• [INFORMATION SUPPLIED]:
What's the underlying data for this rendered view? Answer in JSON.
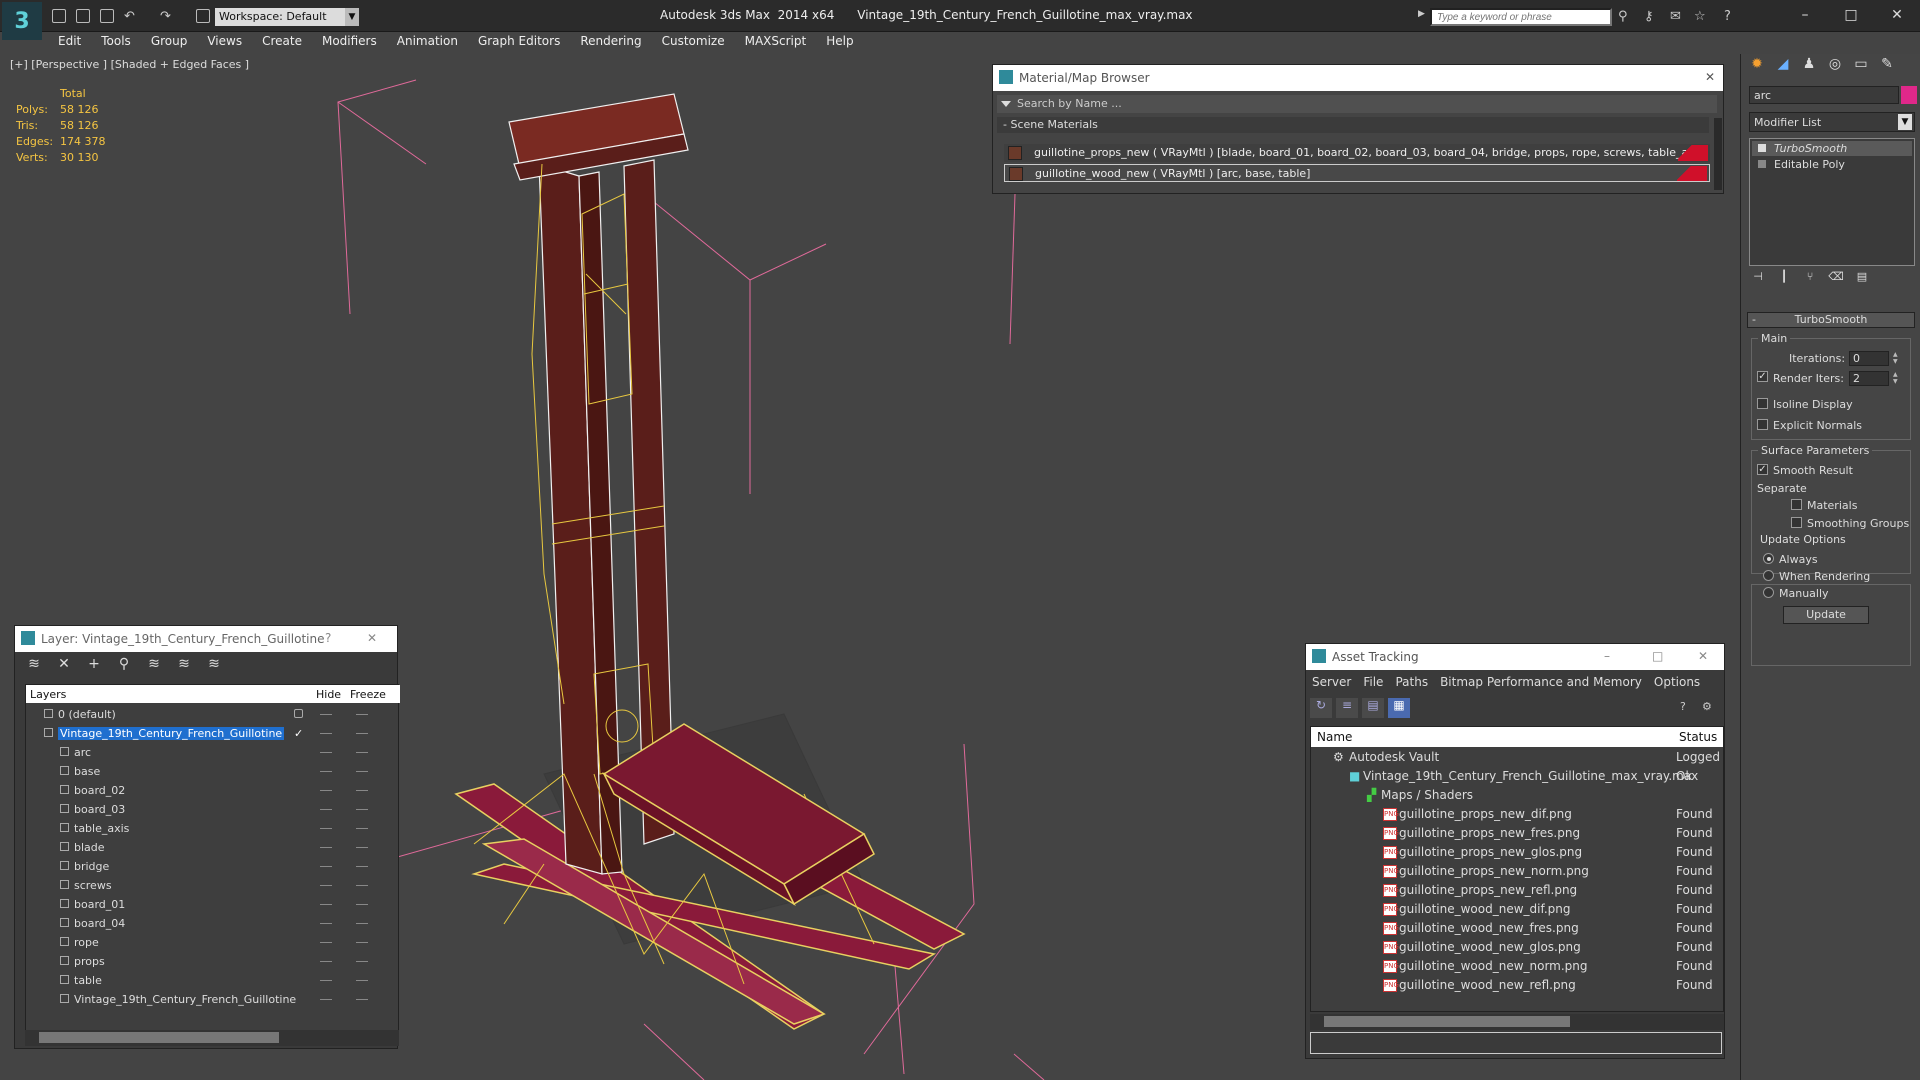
{
  "titlebar": {
    "app": "Autodesk 3ds Max  2014 x64",
    "file": "Vintage_19th_Century_French_Guillotine_max_vray.max",
    "workspace": "Workspace: Default",
    "search_placeholder": "Type a keyword or phrase"
  },
  "menu": [
    "Edit",
    "Tools",
    "Group",
    "Views",
    "Create",
    "Modifiers",
    "Animation",
    "Graph Editors",
    "Rendering",
    "Customize",
    "MAXScript",
    "Help"
  ],
  "viewport": {
    "label": "[+] [Perspective ] [Shaded + Edged Faces ]",
    "stats": {
      "total": "Total",
      "rows": [
        {
          "label": "Polys:",
          "value": "58 126"
        },
        {
          "label": "Tris:",
          "value": "58 126"
        },
        {
          "label": "Edges:",
          "value": "174 378"
        },
        {
          "label": "Verts:",
          "value": "30 130"
        }
      ]
    }
  },
  "material_browser": {
    "title": "Material/Map Browser",
    "search": "Search by Name ...",
    "group": "- Scene Materials",
    "items": [
      "guillotine_props_new  ( VRayMtl ) [blade, board_01, board_02, board_03, board_04, bridge, props, rope, screws, table_axis]",
      "guillotine_wood_new  ( VRayMtl ) [arc, base, table]"
    ]
  },
  "layer_window": {
    "title": "Layer: Vintage_19th_Century_French_Guillotine",
    "help": "?",
    "columns": {
      "layers": "Layers",
      "hide": "Hide",
      "freeze": "Freeze"
    },
    "layers": [
      {
        "name": "0 (default)"
      },
      {
        "name": "Vintage_19th_Century_French_Guillotine"
      }
    ],
    "objects": [
      "arc",
      "base",
      "board_02",
      "board_03",
      "table_axis",
      "blade",
      "bridge",
      "screws",
      "board_01",
      "board_04",
      "rope",
      "props",
      "table",
      "Vintage_19th_Century_French_Guillotine"
    ]
  },
  "asset_tracking": {
    "title": "Asset Tracking",
    "menu": [
      "Server",
      "File",
      "Paths",
      "Bitmap Performance and Memory",
      "Options"
    ],
    "columns": {
      "name": "Name",
      "status": "Status"
    },
    "vault": {
      "name": "Autodesk Vault",
      "status": "Logged O"
    },
    "file": {
      "name": "Vintage_19th_Century_French_Guillotine_max_vray.max",
      "status": "Ok"
    },
    "maps_group": "Maps / Shaders",
    "maps": [
      {
        "name": "guillotine_props_new_dif.png",
        "status": "Found"
      },
      {
        "name": "guillotine_props_new_fres.png",
        "status": "Found"
      },
      {
        "name": "guillotine_props_new_glos.png",
        "status": "Found"
      },
      {
        "name": "guillotine_props_new_norm.png",
        "status": "Found"
      },
      {
        "name": "guillotine_props_new_refl.png",
        "status": "Found"
      },
      {
        "name": "guillotine_wood_new_dif.png",
        "status": "Found"
      },
      {
        "name": "guillotine_wood_new_fres.png",
        "status": "Found"
      },
      {
        "name": "guillotine_wood_new_glos.png",
        "status": "Found"
      },
      {
        "name": "guillotine_wood_new_norm.png",
        "status": "Found"
      },
      {
        "name": "guillotine_wood_new_refl.png",
        "status": "Found"
      }
    ]
  },
  "command_panel": {
    "object_name": "arc",
    "object_color": "#e0288a",
    "modifier_list": "Modifier List",
    "stack": [
      "TurboSmooth",
      "Editable Poly"
    ],
    "rollout": "TurboSmooth",
    "main_group": "Main",
    "iterations_label": "Iterations:",
    "iterations_value": "0",
    "render_iters_label": "Render Iters:",
    "render_iters_value": "2",
    "isoline_display": "Isoline Display",
    "explicit_normals": "Explicit Normals",
    "surface_group": "Surface Parameters",
    "smooth_result": "Smooth Result",
    "separate": "Separate",
    "materials": "Materials",
    "smoothing_groups": "Smoothing Groups",
    "update_group": "Update Options",
    "always": "Always",
    "when_rendering": "When Rendering",
    "manually": "Manually",
    "update_button": "Update"
  }
}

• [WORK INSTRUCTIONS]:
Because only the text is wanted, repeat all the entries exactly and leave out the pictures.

• [ANSWER BELOW]:
What's the underlying data for this rendered view? Answer in JSON.
{
  "titlebar": {
    "app": "Autodesk 3ds Max  2014 x64",
    "file": "Vintage_19th_Century_French_Guillotine_max_vray.max",
    "workspace": "Workspace: Default",
    "search_placeholder": "Type a keyword or phrase"
  },
  "menu": [
    "Edit",
    "Tools",
    "Group",
    "Views",
    "Create",
    "Modifiers",
    "Animation",
    "Graph Editors",
    "Rendering",
    "Customize",
    "MAXScript",
    "Help"
  ],
  "viewport": {
    "label": "[+] [Perspective ] [Shaded + Edged Faces ]",
    "stats": {
      "total": "Total",
      "rows": [
        {
          "label": "Polys:",
          "value": "58 126"
        },
        {
          "label": "Tris:",
          "value": "58 126"
        },
        {
          "label": "Edges:",
          "value": "174 378"
        },
        {
          "label": "Verts:",
          "value": "30 130"
        }
      ]
    }
  },
  "material_browser": {
    "title": "Material/Map Browser",
    "search": "Search by Name ...",
    "group": "- Scene Materials",
    "items": [
      "guillotine_props_new  ( VRayMtl ) [blade, board_01, board_02, board_03, board_04, bridge, props, rope, screws, table_axis]",
      "guillotine_wood_new  ( VRayMtl ) [arc, base, table]"
    ]
  },
  "layer_window": {
    "title": "Layer: Vintage_19th_Century_French_Guillotine",
    "help": "?",
    "columns": {
      "layers": "Layers",
      "hide": "Hide",
      "freeze": "Freeze"
    },
    "layers": [
      {
        "name": "0 (default)"
      },
      {
        "name": "Vintage_19th_Century_French_Guillotine"
      }
    ],
    "objects": [
      "arc",
      "base",
      "board_02",
      "board_03",
      "table_axis",
      "blade",
      "bridge",
      "screws",
      "board_01",
      "board_04",
      "rope",
      "props",
      "table",
      "Vintage_19th_Century_French_Guillotine"
    ]
  },
  "asset_tracking": {
    "title": "Asset Tracking",
    "menu": [
      "Server",
      "File",
      "Paths",
      "Bitmap Performance and Memory",
      "Options"
    ],
    "columns": {
      "name": "Name",
      "status": "Status"
    },
    "vault": {
      "name": "Autodesk Vault",
      "status": "Logged O"
    },
    "file": {
      "name": "Vintage_19th_Century_French_Guillotine_max_vray.max",
      "status": "Ok"
    },
    "maps_group": "Maps / Shaders",
    "maps": [
      {
        "name": "guillotine_props_new_dif.png",
        "status": "Found"
      },
      {
        "name": "guillotine_props_new_fres.png",
        "status": "Found"
      },
      {
        "name": "guillotine_props_new_glos.png",
        "status": "Found"
      },
      {
        "name": "guillotine_props_new_norm.png",
        "status": "Found"
      },
      {
        "name": "guillotine_props_new_refl.png",
        "status": "Found"
      },
      {
        "name": "guillotine_wood_new_dif.png",
        "status": "Found"
      },
      {
        "name": "guillotine_wood_new_fres.png",
        "status": "Found"
      },
      {
        "name": "guillotine_wood_new_glos.png",
        "status": "Found"
      },
      {
        "name": "guillotine_wood_new_norm.png",
        "status": "Found"
      },
      {
        "name": "guillotine_wood_new_refl.png",
        "status": "Found"
      }
    ]
  },
  "command_panel": {
    "object_name": "arc",
    "object_color": "#e0288a",
    "modifier_list": "Modifier List",
    "stack": [
      "TurboSmooth",
      "Editable Poly"
    ],
    "rollout": "TurboSmooth",
    "main_group": "Main",
    "iterations_label": "Iterations:",
    "iterations_value": "0",
    "render_iters_label": "Render Iters:",
    "render_iters_value": "2",
    "isoline_display": "Isoline Display",
    "explicit_normals": "Explicit Normals",
    "surface_group": "Surface Parameters",
    "smooth_result": "Smooth Result",
    "separate": "Separate",
    "materials": "Materials",
    "smoothing_groups": "Smoothing Groups",
    "update_group": "Update Options",
    "always": "Always",
    "when_rendering": "When Rendering",
    "manually": "Manually",
    "update_button": "Update"
  }
}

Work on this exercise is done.